Among the lines of the material below, how many carry the word "text"? Only the number is wanted.

Content starts

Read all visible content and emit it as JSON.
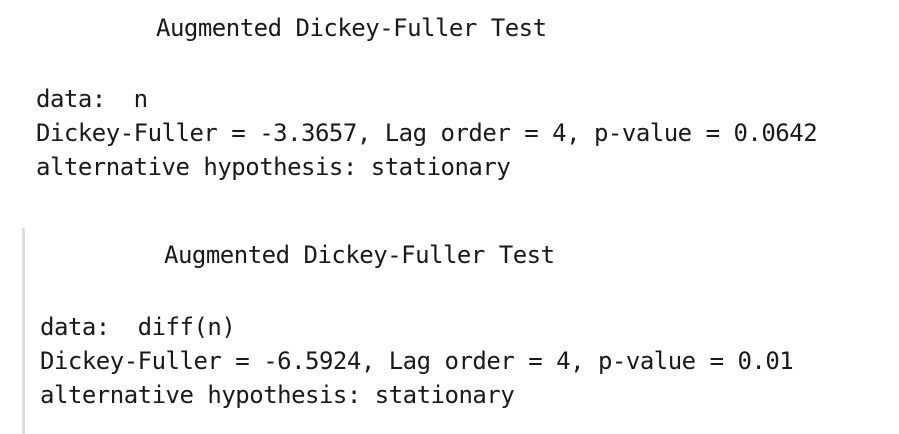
{
  "test_1": {
    "title": "Augmented Dickey-Fuller Test",
    "data_line": "data:  n",
    "stat_line": "Dickey-Fuller = -3.3657, Lag order = 4, p-value = 0.0642",
    "alternative_line": "alternative hypothesis: stationary"
  },
  "test_2": {
    "title": "Augmented Dickey-Fuller Test",
    "data_line": "data:  diff(n)",
    "stat_line": "Dickey-Fuller = -6.5924, Lag order = 4, p-value = 0.01",
    "alternative_line": "alternative hypothesis: stationary"
  },
  "colors": {
    "text": "#1a1a1a",
    "quote_bar": "#dcdcdc",
    "background": "#ffffff"
  }
}
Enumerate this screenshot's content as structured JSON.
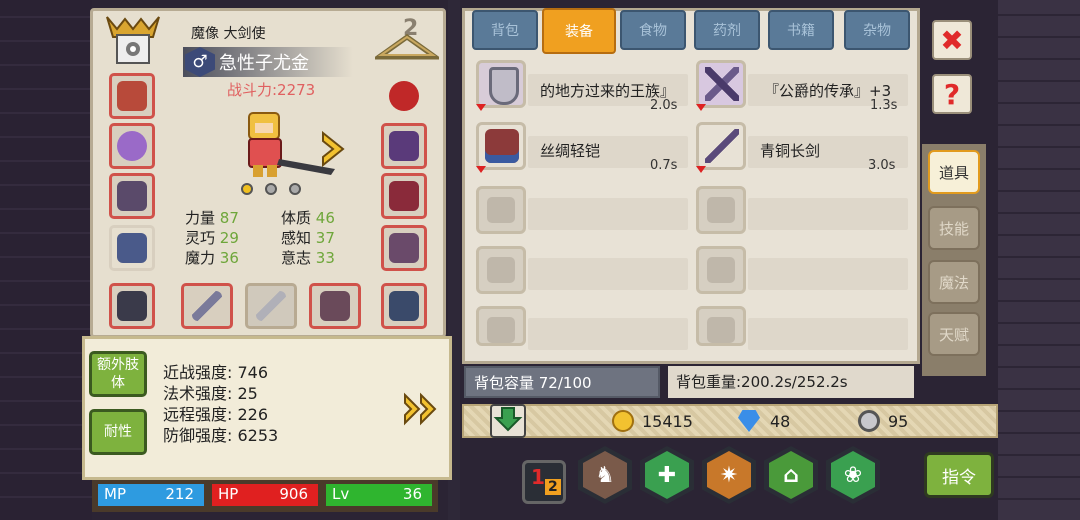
{
  "character": {
    "title": "魔像 大剑使",
    "name": "急性子尤金",
    "gender_symbol": "♂",
    "combat_power": "战斗力:2273",
    "attributes": [
      {
        "label": "力量",
        "value": "87"
      },
      {
        "label": "体质",
        "value": "46"
      },
      {
        "label": "灵巧",
        "value": "29"
      },
      {
        "label": "感知",
        "value": "37"
      },
      {
        "label": "魔力",
        "value": "36"
      },
      {
        "label": "意志",
        "value": "33"
      }
    ],
    "strength": [
      {
        "text": "近战强度: 746"
      },
      {
        "text": "法术强度: 25"
      },
      {
        "text": "远程强度: 226"
      },
      {
        "text": "防御强度: 6253"
      }
    ],
    "buttons": {
      "extra_limb": "额外肢体",
      "endurance": "耐性"
    },
    "bars": {
      "mp_label": "MP",
      "mp": "212",
      "hp_label": "HP",
      "hp": "906",
      "lv_label": "Lv",
      "lv": "36"
    }
  },
  "tabs": [
    {
      "label": "背包"
    },
    {
      "label": "装备"
    },
    {
      "label": "食物"
    },
    {
      "label": "药剂"
    },
    {
      "label": "书籍"
    },
    {
      "label": "杂物"
    }
  ],
  "items": [
    {
      "name": "的地方过来的王族』",
      "weight": "2.0s",
      "color": "#7a7f8c"
    },
    {
      "name": "『公爵的传承』+3",
      "weight": "1.3s",
      "color": "#6b3f8c"
    },
    {
      "name": "丝绸轻铠",
      "weight": "0.7s",
      "color": "#8c3a3a"
    },
    {
      "name": "青铜长剑",
      "weight": "3.0s",
      "color": "#5a4a7a"
    }
  ],
  "side_tabs": [
    {
      "label": "道具"
    },
    {
      "label": "技能"
    },
    {
      "label": "魔法"
    },
    {
      "label": "天赋"
    }
  ],
  "inventory": {
    "capacity": "背包容量 72/100",
    "weight": "背包重量:200.2s/252.2s"
  },
  "currency": {
    "gold": "15415",
    "gems": "48",
    "silver": "95"
  },
  "command_label": "指令",
  "colors": {
    "accent_orange": "#f0a020",
    "button_green": "#7eb23e",
    "mp_blue": "#2e9be0",
    "hp_red": "#e02020",
    "lv_green": "#2fb52f"
  }
}
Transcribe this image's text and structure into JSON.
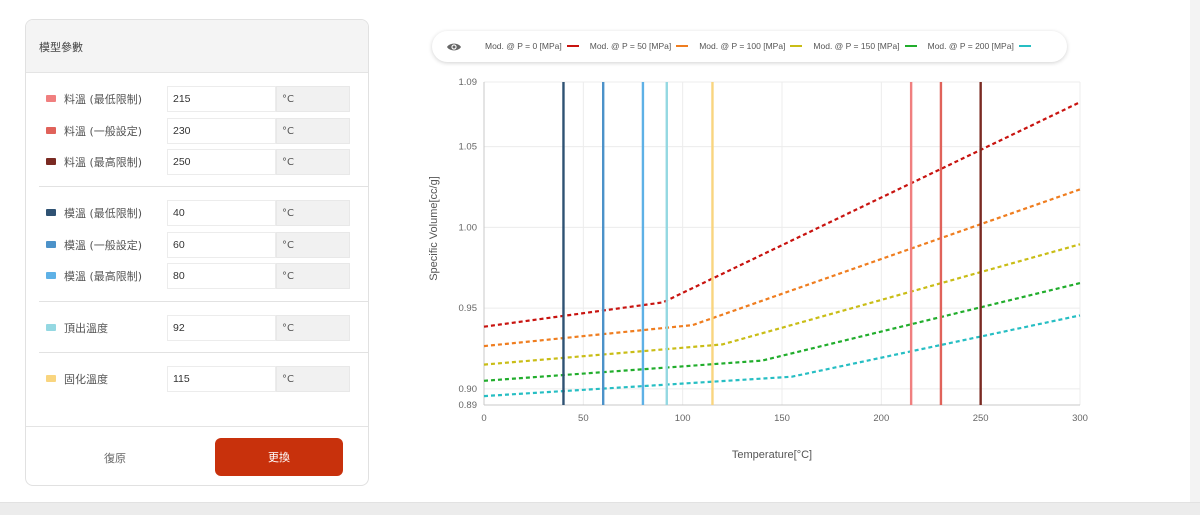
{
  "panel": {
    "title": "模型參數",
    "rows": [
      {
        "label": "料溫 (最低限制)",
        "value": "215",
        "unit": "°C",
        "color": "#f07f7f"
      },
      {
        "label": "料溫 (一般設定)",
        "value": "230",
        "unit": "°C",
        "color": "#e0625a"
      },
      {
        "label": "料溫 (最高限制)",
        "value": "250",
        "unit": "°C",
        "color": "#7a2a22"
      },
      {
        "label": "模溫 (最低限制)",
        "value": "40",
        "unit": "°C",
        "color": "#2f5273"
      },
      {
        "label": "模溫 (一般設定)",
        "value": "60",
        "unit": "°C",
        "color": "#4c92c9"
      },
      {
        "label": "模溫 (最高限制)",
        "value": "80",
        "unit": "°C",
        "color": "#5eb1e6"
      },
      {
        "label": "頂出溫度",
        "value": "92",
        "unit": "°C",
        "color": "#94d8e2"
      },
      {
        "label": "固化溫度",
        "value": "115",
        "unit": "°C",
        "color": "#f9d57f"
      }
    ],
    "reset_label": "復原",
    "apply_label": "更換"
  },
  "chart_data": {
    "type": "line",
    "xlabel": "Temperature[°C]",
    "ylabel": "Specific Volume[cc/g]",
    "xlim": [
      0,
      300
    ],
    "ylim": [
      0.89,
      1.09
    ],
    "x_ticks": [
      0,
      50,
      100,
      150,
      200,
      250,
      300
    ],
    "y_ticks": [
      0.89,
      0.9,
      0.95,
      1.0,
      1.05,
      1.09
    ],
    "y_tick_labels": [
      "0.89",
      "0.90",
      "0.95",
      "1.00",
      "1.05",
      "1.09"
    ],
    "grid": true,
    "legend_position": "top",
    "series": [
      {
        "name": "Mod. @ P = 0 [MPa]",
        "color": "#c8130f",
        "points": [
          [
            0,
            0.9385
          ],
          [
            90,
            0.9535
          ],
          [
            300,
            1.0775
          ]
        ]
      },
      {
        "name": "Mod. @ P = 50 [MPa]",
        "color": "#ef7d1f",
        "points": [
          [
            0,
            0.9265
          ],
          [
            105,
            0.9395
          ],
          [
            300,
            1.0235
          ]
        ]
      },
      {
        "name": "Mod. @ P = 100 [MPa]",
        "color": "#c9bd16",
        "points": [
          [
            0,
            0.915
          ],
          [
            120,
            0.9275
          ],
          [
            300,
            0.9895
          ]
        ]
      },
      {
        "name": "Mod. @ P = 150 [MPa]",
        "color": "#21ad2c",
        "points": [
          [
            0,
            0.905
          ],
          [
            140,
            0.9175
          ],
          [
            300,
            0.9655
          ]
        ]
      },
      {
        "name": "Mod. @ P = 200 [MPa]",
        "color": "#26bec3",
        "points": [
          [
            0,
            0.8955
          ],
          [
            155,
            0.9075
          ],
          [
            300,
            0.9455
          ]
        ]
      }
    ],
    "vertical_lines": [
      {
        "x": 40,
        "color": "#2f5273"
      },
      {
        "x": 60,
        "color": "#4c92c9"
      },
      {
        "x": 80,
        "color": "#5eb1e6"
      },
      {
        "x": 92,
        "color": "#94d8e2"
      },
      {
        "x": 115,
        "color": "#f9d57f"
      },
      {
        "x": 215,
        "color": "#f07f7f"
      },
      {
        "x": 230,
        "color": "#e0625a"
      },
      {
        "x": 250,
        "color": "#7a2a22"
      }
    ]
  }
}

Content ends

* **Exercise solution**: 6